“It took us more than two months to decide of the mixtures that we want to try,” Reinbott said. “The mixture with 10 species is one that we feel contains some strong nectar plants. The 20-species mix includes some extremely strong plants, as well as some that we are interested to know more about. The final mix with 40 species contains a little bit of everything. I’m a little worried about that final one, just because there are so many species in the area.”
The group has chosen several locations to feature the plantings. The nectar sources will be planted in an open field, by trees and along fencerows. They wanted a variety of shaded and unshaded areas.
“I’ve noticed that a lot of these habitats are in shaded areas,” Reinbott said. “So we wanted to try something similar. The plot near trees could be interesting. Debbie mentioned that we might just be creating a food source for the birds, so we’ll see.”
The team is using all native plants for the study.
“We appreciate the non-natives and we know they have a role, but we wanted to concentrate on native plants for this project,” Reinbott said.
Reinbott has worked with the Missouri Department of Conservation (MDC) in the past on different bumblebee projects. The nectar plants that were planted at the South Farm Research Center, in Columbia, led to seven different bumblebee species finding a home at the sites.
“People are starting to realize how important the bumblebee population is to our world in terms of pollination and how we grow our food,” Reinbott said. “If we don’t have bumblebees, our food production will definitely go down.”
Monarchs by themselves aren’t great pollinators. However, monarchs do share a habitat with other good pollinators. A safe habitat for monarchs will benefit a variety of species.
“Sometimes you have to market monarchs and bumblebees together,” Reinbott said. “Bumblebees elicit a much difference response, usually one of staying away from them. Monarchs are an iconic insect which are much easier to sell.”
When the Research Centers planted milkweed in 2015, the sites didn’t focus on adding any nectar sources. The group has learned how important those sources are to pollinators.

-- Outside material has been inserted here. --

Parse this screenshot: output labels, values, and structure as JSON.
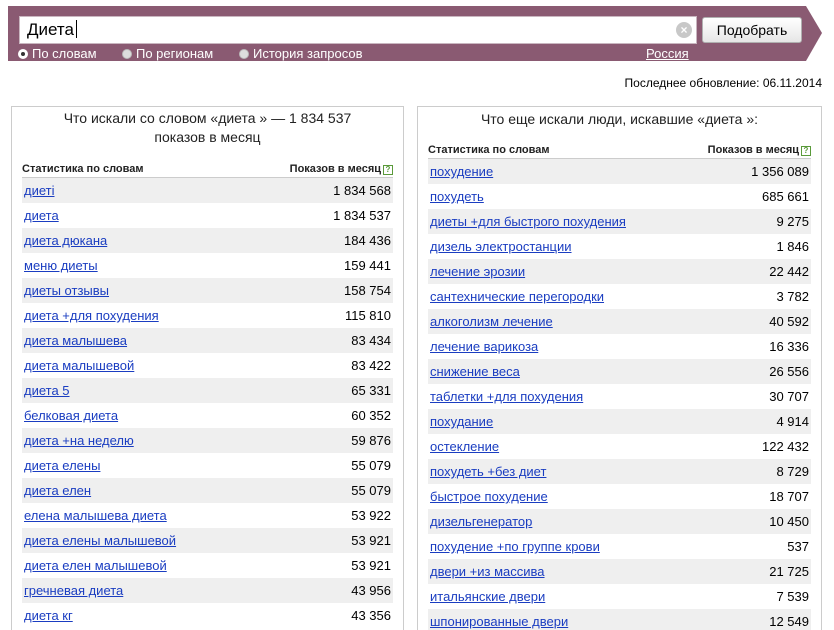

“We’ve found out that monarchs don’t always follow exact migration patterns,” Reinbott said. “Last year, we saw them in April in central Missouri and then again in August. What happened to June and July? We’ve seen them in those months before.
“These pollinators have to have food. A lot of what we’ve seen, in terms of habitat management, is just ‘we think’ type of discussions. We’re hoping to be able to provide more concrete research.”
There will be a community involvement part of the research as well. There will be an observational form that individuals can fill out, describing when monarchs are seen across Missouri, as well as several other items.
“Observational learning is going to be a key part of this project,” Reinbott said. “We want to get an idea of the monarch migration across the state.
“At the end of the day, we want to gather as much data as we can. We want to update the literature and make it more accurate. We want to rewrite the book.”
— Logan Jackson, University of Missouri College of Agriculture, Food & Natural Resources
For more news from Missouri, click here.